- **Your goal**: Filter the records below and copy every line containing the word "support".

- **Source data**:
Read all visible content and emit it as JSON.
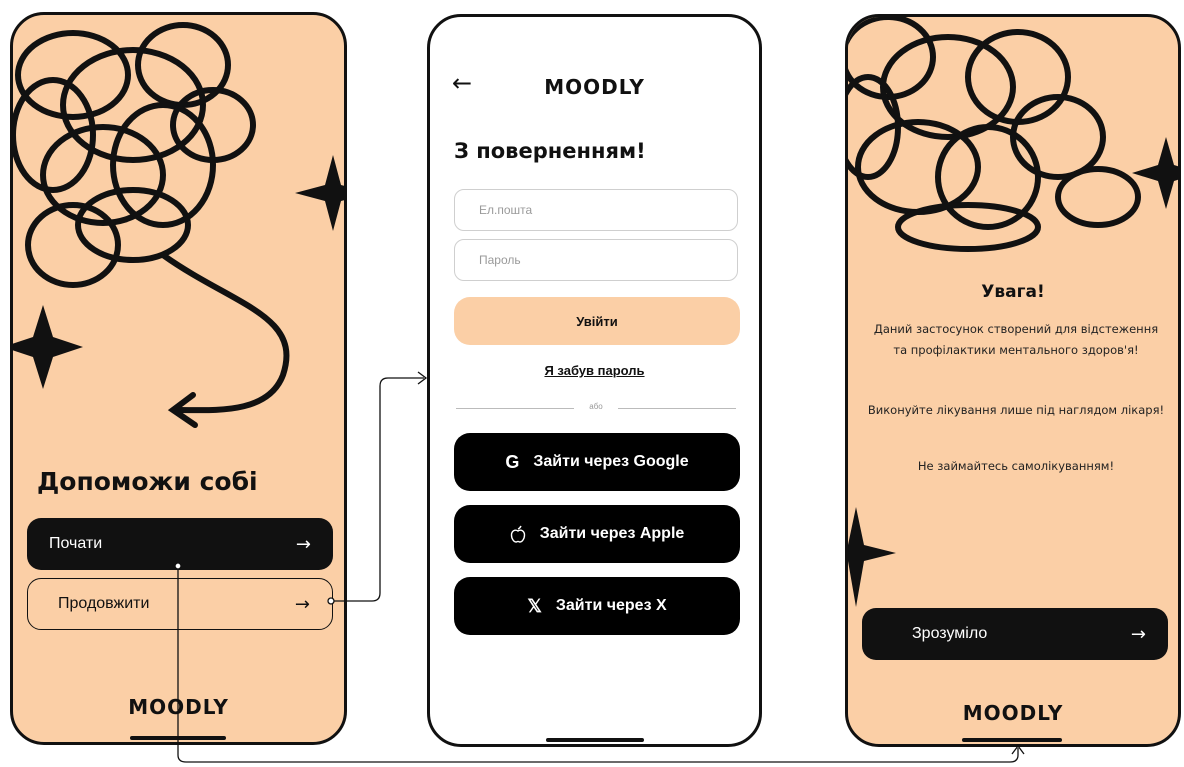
{
  "screen1": {
    "headline": "Допоможи собі",
    "start_label": "Почати",
    "continue_label": "Продовжити",
    "arrow_glyph": "→",
    "logo": "MOODLY"
  },
  "screen2": {
    "back_glyph": "←",
    "logo": "MOODLY",
    "title": "З поверненням!",
    "email_placeholder": "Ел.пошта",
    "password_placeholder": "Пароль",
    "login_label": "Увійти",
    "forgot_label": "Я забув пароль",
    "divider_text": "або",
    "google_icon": "G",
    "google_label": "Зайти через Google",
    "apple_icon": "",
    "apple_label": "Зайти через Apple",
    "x_icon": "𝕏",
    "x_label": "Зайти через X"
  },
  "screen3": {
    "title": "Увага!",
    "paragraph1": "Даний застосунок створений для відстеження та профілактики ментального здоров'я!",
    "paragraph2": "Виконуйте лікування лише під наглядом лікаря!",
    "paragraph3": "Не займайтесь самолікуванням!",
    "ok_label": "Зрозуміло",
    "arrow_glyph": "→",
    "logo": "MOODLY"
  },
  "colors": {
    "peach": "#fbcfa6",
    "dark": "#111111",
    "white": "#ffffff"
  },
  "icons": [
    "arrow-right-icon",
    "back-arrow-icon",
    "google-icon",
    "apple-icon",
    "x-icon",
    "star-icon",
    "scribble-decoration"
  ]
}
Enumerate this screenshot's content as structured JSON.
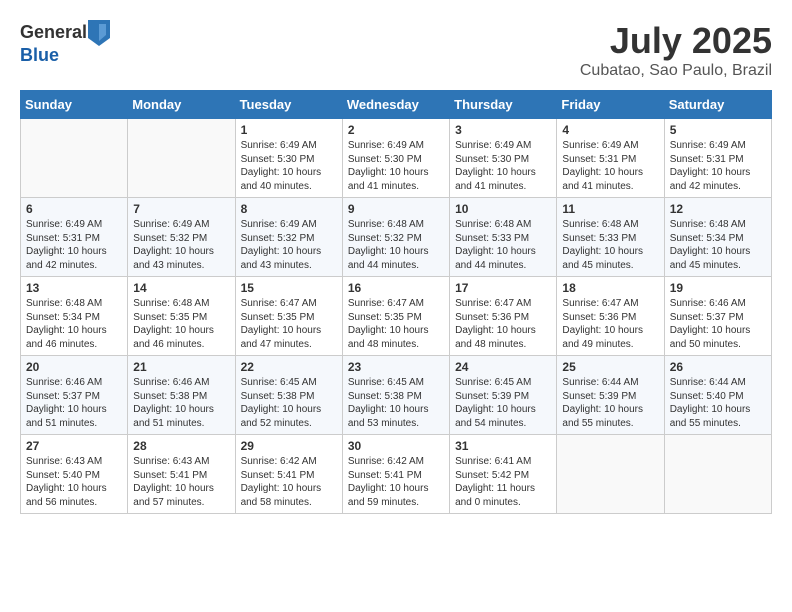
{
  "header": {
    "logo_line1": "General",
    "logo_line2": "Blue",
    "month": "July 2025",
    "location": "Cubatao, Sao Paulo, Brazil"
  },
  "weekdays": [
    "Sunday",
    "Monday",
    "Tuesday",
    "Wednesday",
    "Thursday",
    "Friday",
    "Saturday"
  ],
  "weeks": [
    [
      {
        "day": "",
        "info": ""
      },
      {
        "day": "",
        "info": ""
      },
      {
        "day": "1",
        "info": "Sunrise: 6:49 AM\nSunset: 5:30 PM\nDaylight: 10 hours\nand 40 minutes."
      },
      {
        "day": "2",
        "info": "Sunrise: 6:49 AM\nSunset: 5:30 PM\nDaylight: 10 hours\nand 41 minutes."
      },
      {
        "day": "3",
        "info": "Sunrise: 6:49 AM\nSunset: 5:30 PM\nDaylight: 10 hours\nand 41 minutes."
      },
      {
        "day": "4",
        "info": "Sunrise: 6:49 AM\nSunset: 5:31 PM\nDaylight: 10 hours\nand 41 minutes."
      },
      {
        "day": "5",
        "info": "Sunrise: 6:49 AM\nSunset: 5:31 PM\nDaylight: 10 hours\nand 42 minutes."
      }
    ],
    [
      {
        "day": "6",
        "info": "Sunrise: 6:49 AM\nSunset: 5:31 PM\nDaylight: 10 hours\nand 42 minutes."
      },
      {
        "day": "7",
        "info": "Sunrise: 6:49 AM\nSunset: 5:32 PM\nDaylight: 10 hours\nand 43 minutes."
      },
      {
        "day": "8",
        "info": "Sunrise: 6:49 AM\nSunset: 5:32 PM\nDaylight: 10 hours\nand 43 minutes."
      },
      {
        "day": "9",
        "info": "Sunrise: 6:48 AM\nSunset: 5:32 PM\nDaylight: 10 hours\nand 44 minutes."
      },
      {
        "day": "10",
        "info": "Sunrise: 6:48 AM\nSunset: 5:33 PM\nDaylight: 10 hours\nand 44 minutes."
      },
      {
        "day": "11",
        "info": "Sunrise: 6:48 AM\nSunset: 5:33 PM\nDaylight: 10 hours\nand 45 minutes."
      },
      {
        "day": "12",
        "info": "Sunrise: 6:48 AM\nSunset: 5:34 PM\nDaylight: 10 hours\nand 45 minutes."
      }
    ],
    [
      {
        "day": "13",
        "info": "Sunrise: 6:48 AM\nSunset: 5:34 PM\nDaylight: 10 hours\nand 46 minutes."
      },
      {
        "day": "14",
        "info": "Sunrise: 6:48 AM\nSunset: 5:35 PM\nDaylight: 10 hours\nand 46 minutes."
      },
      {
        "day": "15",
        "info": "Sunrise: 6:47 AM\nSunset: 5:35 PM\nDaylight: 10 hours\nand 47 minutes."
      },
      {
        "day": "16",
        "info": "Sunrise: 6:47 AM\nSunset: 5:35 PM\nDaylight: 10 hours\nand 48 minutes."
      },
      {
        "day": "17",
        "info": "Sunrise: 6:47 AM\nSunset: 5:36 PM\nDaylight: 10 hours\nand 48 minutes."
      },
      {
        "day": "18",
        "info": "Sunrise: 6:47 AM\nSunset: 5:36 PM\nDaylight: 10 hours\nand 49 minutes."
      },
      {
        "day": "19",
        "info": "Sunrise: 6:46 AM\nSunset: 5:37 PM\nDaylight: 10 hours\nand 50 minutes."
      }
    ],
    [
      {
        "day": "20",
        "info": "Sunrise: 6:46 AM\nSunset: 5:37 PM\nDaylight: 10 hours\nand 51 minutes."
      },
      {
        "day": "21",
        "info": "Sunrise: 6:46 AM\nSunset: 5:38 PM\nDaylight: 10 hours\nand 51 minutes."
      },
      {
        "day": "22",
        "info": "Sunrise: 6:45 AM\nSunset: 5:38 PM\nDaylight: 10 hours\nand 52 minutes."
      },
      {
        "day": "23",
        "info": "Sunrise: 6:45 AM\nSunset: 5:38 PM\nDaylight: 10 hours\nand 53 minutes."
      },
      {
        "day": "24",
        "info": "Sunrise: 6:45 AM\nSunset: 5:39 PM\nDaylight: 10 hours\nand 54 minutes."
      },
      {
        "day": "25",
        "info": "Sunrise: 6:44 AM\nSunset: 5:39 PM\nDaylight: 10 hours\nand 55 minutes."
      },
      {
        "day": "26",
        "info": "Sunrise: 6:44 AM\nSunset: 5:40 PM\nDaylight: 10 hours\nand 55 minutes."
      }
    ],
    [
      {
        "day": "27",
        "info": "Sunrise: 6:43 AM\nSunset: 5:40 PM\nDaylight: 10 hours\nand 56 minutes."
      },
      {
        "day": "28",
        "info": "Sunrise: 6:43 AM\nSunset: 5:41 PM\nDaylight: 10 hours\nand 57 minutes."
      },
      {
        "day": "29",
        "info": "Sunrise: 6:42 AM\nSunset: 5:41 PM\nDaylight: 10 hours\nand 58 minutes."
      },
      {
        "day": "30",
        "info": "Sunrise: 6:42 AM\nSunset: 5:41 PM\nDaylight: 10 hours\nand 59 minutes."
      },
      {
        "day": "31",
        "info": "Sunrise: 6:41 AM\nSunset: 5:42 PM\nDaylight: 11 hours\nand 0 minutes."
      },
      {
        "day": "",
        "info": ""
      },
      {
        "day": "",
        "info": ""
      }
    ]
  ]
}
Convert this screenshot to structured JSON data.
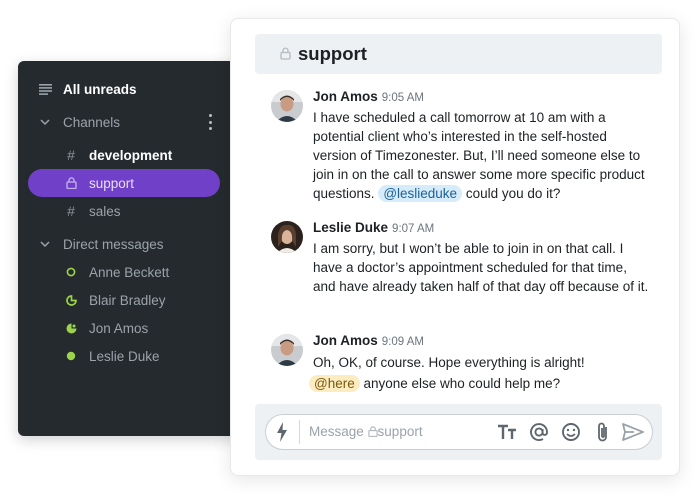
{
  "sidebar": {
    "all_unreads": "All unreads",
    "channels_label": "Channels",
    "channels": [
      {
        "name": "development",
        "icon": "hash-icon",
        "bold": true
      },
      {
        "name": "support",
        "icon": "lock-icon",
        "active": true
      },
      {
        "name": "sales",
        "icon": "hash-icon"
      }
    ],
    "dm_label": "Direct messages",
    "direct_messages": [
      {
        "name": "Anne Beckett",
        "status": "offline"
      },
      {
        "name": "Blair Bradley",
        "status": "away"
      },
      {
        "name": "Jon Amos",
        "status": "busy"
      },
      {
        "name": "Leslie Duke",
        "status": "online"
      }
    ]
  },
  "chat": {
    "channel_title": "support",
    "messages": [
      {
        "author": "Jon Amos",
        "time": "9:05 AM",
        "text": "I have scheduled a call tomorrow at 10 am with a potential client who’s interested in the self-hosted version of Timezonester. But, I’ll need someone else to join in on the call to answer some more specific product questions.",
        "mention": "@leslieduke",
        "after_mention": " could you do it?"
      },
      {
        "author": "Leslie Duke",
        "time": "9:07 AM",
        "text": "I am sorry, but I won’t be able to join in on that call. I have a doctor’s appointment scheduled for that time, and have already taken half of that day off because of it."
      },
      {
        "author": "Jon Amos",
        "time": "9:09 AM",
        "text": "Oh, OK, of course. Hope everything is alright!",
        "mention": "@here",
        "after_mention": " anyone else who could help me?"
      }
    ],
    "composer": {
      "placeholder_prefix": "Message",
      "placeholder_channel": "support"
    }
  },
  "colors": {
    "sidebar_bg": "#252a2f",
    "active_channel": "#7140c8",
    "status_green": "#9bd34a",
    "mention_blue_bg": "#d6ecfb",
    "mention_here_bg": "#fdecbf"
  }
}
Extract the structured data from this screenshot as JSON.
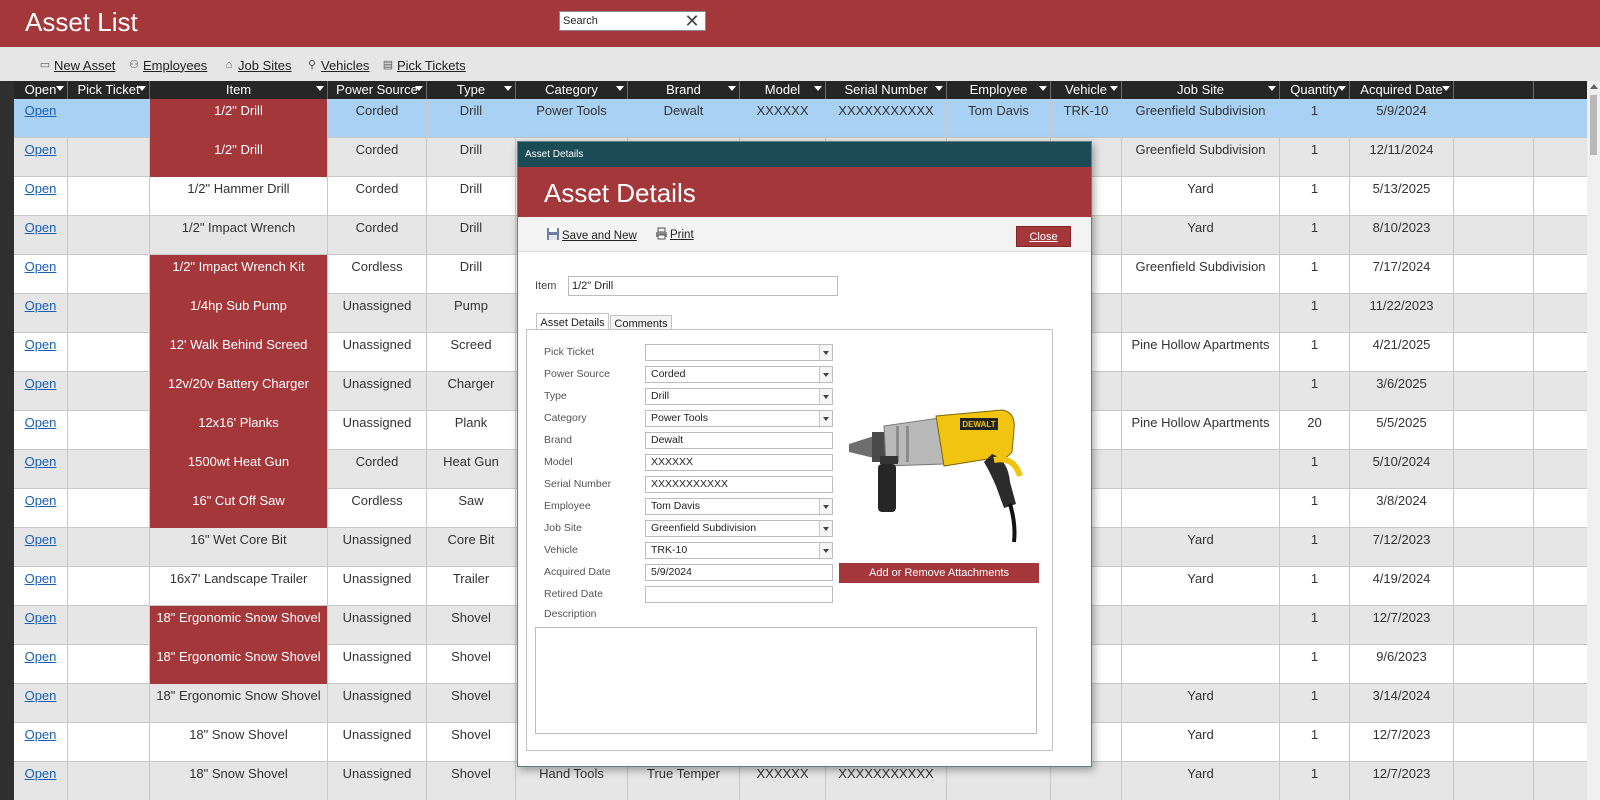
{
  "app": {
    "title": "Asset List"
  },
  "search": {
    "value": "Search"
  },
  "toolbar": {
    "new_asset": "New Asset",
    "employees": "Employees",
    "job_sites": "Job Sites",
    "vehicles": "Vehicles",
    "pick_tickets": "Pick Tickets"
  },
  "table": {
    "columns": [
      "Open",
      "Pick Ticket",
      "Item",
      "Power Source",
      "Type",
      "Category",
      "Brand",
      "Model",
      "Serial Number",
      "Employee",
      "Vehicle",
      "Job Site",
      "Quantity",
      "Acquired Date"
    ],
    "rows": [
      {
        "open": "Open",
        "pick_ticket": "",
        "item": "1/2\" Drill",
        "power_source": "Corded",
        "type": "Drill",
        "category": "Power Tools",
        "brand": "Dewalt",
        "model": "XXXXXX",
        "serial": "XXXXXXXXXXX",
        "employee": "Tom Davis",
        "vehicle": "TRK-10",
        "job_site": "Greenfield Subdivision",
        "quantity": "1",
        "acquired": "5/9/2024",
        "highlight": true,
        "selected": true
      },
      {
        "open": "Open",
        "pick_ticket": "",
        "item": "1/2\" Drill",
        "power_source": "Corded",
        "type": "Drill",
        "category": "",
        "brand": "",
        "model": "",
        "serial": "",
        "employee": "",
        "vehicle": "",
        "job_site": "Greenfield Subdivision",
        "quantity": "1",
        "acquired": "12/11/2024",
        "highlight": true,
        "selected": false
      },
      {
        "open": "Open",
        "pick_ticket": "",
        "item": "1/2\" Hammer Drill",
        "power_source": "Corded",
        "type": "Drill",
        "category": "",
        "brand": "",
        "model": "",
        "serial": "",
        "employee": "",
        "vehicle": "",
        "job_site": "Yard",
        "quantity": "1",
        "acquired": "5/13/2025",
        "highlight": false,
        "selected": false
      },
      {
        "open": "Open",
        "pick_ticket": "",
        "item": "1/2\" Impact Wrench",
        "power_source": "Corded",
        "type": "Drill",
        "category": "",
        "brand": "",
        "model": "",
        "serial": "",
        "employee": "",
        "vehicle": "",
        "job_site": "Yard",
        "quantity": "1",
        "acquired": "8/10/2023",
        "highlight": false,
        "selected": false
      },
      {
        "open": "Open",
        "pick_ticket": "",
        "item": "1/2\" Impact Wrench Kit",
        "power_source": "Cordless",
        "type": "Drill",
        "category": "",
        "brand": "",
        "model": "",
        "serial": "",
        "employee": "",
        "vehicle": "",
        "job_site": "Greenfield Subdivision",
        "quantity": "1",
        "acquired": "7/17/2024",
        "highlight": true,
        "selected": false
      },
      {
        "open": "Open",
        "pick_ticket": "",
        "item": "1/4hp Sub Pump",
        "power_source": "Unassigned",
        "type": "Pump",
        "category": "",
        "brand": "",
        "model": "",
        "serial": "",
        "employee": "",
        "vehicle": "",
        "job_site": "",
        "quantity": "1",
        "acquired": "11/22/2023",
        "highlight": true,
        "selected": false
      },
      {
        "open": "Open",
        "pick_ticket": "",
        "item": "12' Walk Behind Screed",
        "power_source": "Unassigned",
        "type": "Screed",
        "category": "",
        "brand": "",
        "model": "",
        "serial": "",
        "employee": "",
        "vehicle": "",
        "job_site": "Pine Hollow Apartments",
        "quantity": "1",
        "acquired": "4/21/2025",
        "highlight": true,
        "selected": false
      },
      {
        "open": "Open",
        "pick_ticket": "",
        "item": "12v/20v Battery Charger",
        "power_source": "Unassigned",
        "type": "Charger",
        "category": "",
        "brand": "",
        "model": "",
        "serial": "",
        "employee": "",
        "vehicle": "",
        "job_site": "",
        "quantity": "1",
        "acquired": "3/6/2025",
        "highlight": true,
        "selected": false
      },
      {
        "open": "Open",
        "pick_ticket": "",
        "item": "12x16' Planks",
        "power_source": "Unassigned",
        "type": "Plank",
        "category": "",
        "brand": "",
        "model": "",
        "serial": "",
        "employee": "",
        "vehicle": "",
        "job_site": "Pine Hollow Apartments",
        "quantity": "20",
        "acquired": "5/5/2025",
        "highlight": true,
        "selected": false
      },
      {
        "open": "Open",
        "pick_ticket": "",
        "item": "1500wt Heat Gun",
        "power_source": "Corded",
        "type": "Heat Gun",
        "category": "",
        "brand": "",
        "model": "",
        "serial": "",
        "employee": "",
        "vehicle": "",
        "job_site": "",
        "quantity": "1",
        "acquired": "5/10/2024",
        "highlight": true,
        "selected": false
      },
      {
        "open": "Open",
        "pick_ticket": "",
        "item": "16\" Cut Off Saw",
        "power_source": "Cordless",
        "type": "Saw",
        "category": "",
        "brand": "",
        "model": "",
        "serial": "",
        "employee": "",
        "vehicle": "",
        "job_site": "",
        "quantity": "1",
        "acquired": "3/8/2024",
        "highlight": true,
        "selected": false
      },
      {
        "open": "Open",
        "pick_ticket": "",
        "item": "16\" Wet Core Bit",
        "power_source": "Unassigned",
        "type": "Core Bit",
        "category": "",
        "brand": "",
        "model": "",
        "serial": "",
        "employee": "",
        "vehicle": "",
        "job_site": "Yard",
        "quantity": "1",
        "acquired": "7/12/2023",
        "highlight": false,
        "selected": false
      },
      {
        "open": "Open",
        "pick_ticket": "",
        "item": "16x7' Landscape Trailer",
        "power_source": "Unassigned",
        "type": "Trailer",
        "category": "",
        "brand": "",
        "model": "",
        "serial": "",
        "employee": "",
        "vehicle": "",
        "job_site": "Yard",
        "quantity": "1",
        "acquired": "4/19/2024",
        "highlight": false,
        "selected": false
      },
      {
        "open": "Open",
        "pick_ticket": "",
        "item": "18\" Ergonomic Snow Shovel",
        "power_source": "Unassigned",
        "type": "Shovel",
        "category": "",
        "brand": "",
        "model": "",
        "serial": "",
        "employee": "",
        "vehicle": "",
        "job_site": "",
        "quantity": "1",
        "acquired": "12/7/2023",
        "highlight": true,
        "selected": false
      },
      {
        "open": "Open",
        "pick_ticket": "",
        "item": "18\" Ergonomic Snow Shovel",
        "power_source": "Unassigned",
        "type": "Shovel",
        "category": "",
        "brand": "",
        "model": "",
        "serial": "",
        "employee": "",
        "vehicle": "",
        "job_site": "",
        "quantity": "1",
        "acquired": "9/6/2023",
        "highlight": true,
        "selected": false
      },
      {
        "open": "Open",
        "pick_ticket": "",
        "item": "18\" Ergonomic Snow Shovel",
        "power_source": "Unassigned",
        "type": "Shovel",
        "category": "",
        "brand": "",
        "model": "",
        "serial": "",
        "employee": "",
        "vehicle": "",
        "job_site": "Yard",
        "quantity": "1",
        "acquired": "3/14/2024",
        "highlight": false,
        "selected": false
      },
      {
        "open": "Open",
        "pick_ticket": "",
        "item": "18\" Snow Shovel",
        "power_source": "Unassigned",
        "type": "Shovel",
        "category": "",
        "brand": "",
        "model": "",
        "serial": "",
        "employee": "",
        "vehicle": "",
        "job_site": "Yard",
        "quantity": "1",
        "acquired": "12/7/2023",
        "highlight": false,
        "selected": false
      },
      {
        "open": "Open",
        "pick_ticket": "",
        "item": "18\" Snow Shovel",
        "power_source": "Unassigned",
        "type": "Shovel",
        "category": "Hand Tools",
        "brand": "True Temper",
        "model": "XXXXXX",
        "serial": "XXXXXXXXXXX",
        "employee": "",
        "vehicle": "",
        "job_site": "Yard",
        "quantity": "1",
        "acquired": "12/7/2023",
        "highlight": false,
        "selected": false
      }
    ]
  },
  "dialog": {
    "window_title": "Asset Details",
    "heading": "Asset Details",
    "save_and_new": "Save and New",
    "print": "Print",
    "close": "Close",
    "item_label": "Item",
    "item_value": "1/2\" Drill",
    "tabs": [
      "Asset Details",
      "Comments"
    ],
    "fields": [
      {
        "label": "Pick Ticket",
        "value": "",
        "dropdown": true
      },
      {
        "label": "Power Source",
        "value": "Corded",
        "dropdown": true
      },
      {
        "label": "Type",
        "value": "Drill",
        "dropdown": true
      },
      {
        "label": "Category",
        "value": "Power Tools",
        "dropdown": true
      },
      {
        "label": "Brand",
        "value": "Dewalt",
        "dropdown": false
      },
      {
        "label": "Model",
        "value": "XXXXXX",
        "dropdown": false
      },
      {
        "label": "Serial Number",
        "value": "XXXXXXXXXXX",
        "dropdown": false
      },
      {
        "label": "Employee",
        "value": "Tom Davis",
        "dropdown": true
      },
      {
        "label": "Job Site",
        "value": "Greenfield Subdivision",
        "dropdown": true
      },
      {
        "label": "Vehicle",
        "value": "TRK-10",
        "dropdown": true
      },
      {
        "label": "Acquired Date",
        "value": "5/9/2024",
        "dropdown": false
      },
      {
        "label": "Retired Date",
        "value": "",
        "dropdown": false
      }
    ],
    "description_label": "Description",
    "attachments_button": "Add or Remove Attachments",
    "image_brand_text": "DEWALT"
  },
  "colors": {
    "brand_red": "#a4373a",
    "dialog_titlebar": "#1b4b55",
    "selected_row": "#a9d1f3",
    "header_dark": "#262626",
    "link_blue": "#1a5fb4"
  },
  "icons": {
    "new_asset": "new-record-icon",
    "employees": "people-icon",
    "job_sites": "sites-icon",
    "vehicles": "vehicle-icon",
    "pick_tickets": "ticket-icon",
    "save_and_new": "save-icon",
    "print": "printer-icon"
  }
}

- **Finished task**:
        "name": "support",
    "channel_title": "support",
      "placeholder_channel": "support"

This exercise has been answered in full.